■ **TASK DIRECTIONS**
The output is to match the entries below character for character.

■ **DATASET EXCERPTS**
---*---

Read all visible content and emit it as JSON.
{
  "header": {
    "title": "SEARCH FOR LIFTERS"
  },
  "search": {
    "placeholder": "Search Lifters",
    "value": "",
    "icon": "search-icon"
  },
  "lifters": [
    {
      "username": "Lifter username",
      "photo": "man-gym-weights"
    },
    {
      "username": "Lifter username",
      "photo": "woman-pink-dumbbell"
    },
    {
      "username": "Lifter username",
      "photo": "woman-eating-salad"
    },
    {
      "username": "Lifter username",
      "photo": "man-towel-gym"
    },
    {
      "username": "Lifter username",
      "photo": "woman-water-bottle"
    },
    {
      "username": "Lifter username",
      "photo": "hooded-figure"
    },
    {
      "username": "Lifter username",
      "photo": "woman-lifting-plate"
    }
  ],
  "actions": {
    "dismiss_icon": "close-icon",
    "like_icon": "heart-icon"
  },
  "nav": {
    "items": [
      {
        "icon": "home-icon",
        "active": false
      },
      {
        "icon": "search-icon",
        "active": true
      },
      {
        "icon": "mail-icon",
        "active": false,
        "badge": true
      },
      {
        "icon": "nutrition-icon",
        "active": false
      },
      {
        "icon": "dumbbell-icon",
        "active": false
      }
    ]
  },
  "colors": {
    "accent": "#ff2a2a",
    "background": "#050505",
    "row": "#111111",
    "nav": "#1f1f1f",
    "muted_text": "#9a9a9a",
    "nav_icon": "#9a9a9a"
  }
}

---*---

■ **RESULT OF THIS EXERCISE**
Read all visible content and emit it as JSON.
{
  "header": {
    "title": "SEARCH FOR LIFTERS"
  },
  "search": {
    "placeholder": "Search Lifters",
    "value": "",
    "icon": "search-icon"
  },
  "lifters": [
    {
      "username": "Lifter username",
      "photo": "man-gym-weights"
    },
    {
      "username": "Lifter username",
      "photo": "woman-pink-dumbbell"
    },
    {
      "username": "Lifter username",
      "photo": "woman-eating-salad"
    },
    {
      "username": "Lifter username",
      "photo": "man-towel-gym"
    },
    {
      "username": "Lifter username",
      "photo": "woman-water-bottle"
    },
    {
      "username": "Lifter username",
      "photo": "hooded-figure"
    },
    {
      "username": "Lifter username",
      "photo": "woman-lifting-plate"
    }
  ],
  "actions": {
    "dismiss_icon": "close-icon",
    "like_icon": "heart-icon"
  },
  "nav": {
    "items": [
      {
        "icon": "home-icon",
        "active": false
      },
      {
        "icon": "search-icon",
        "active": true
      },
      {
        "icon": "mail-icon",
        "active": false,
        "badge": true
      },
      {
        "icon": "nutrition-icon",
        "active": false
      },
      {
        "icon": "dumbbell-icon",
        "active": false
      }
    ]
  },
  "colors": {
    "accent": "#ff2a2a",
    "background": "#050505",
    "row": "#111111",
    "nav": "#1f1f1f",
    "muted_text": "#9a9a9a",
    "nav_icon": "#9a9a9a"
  }
}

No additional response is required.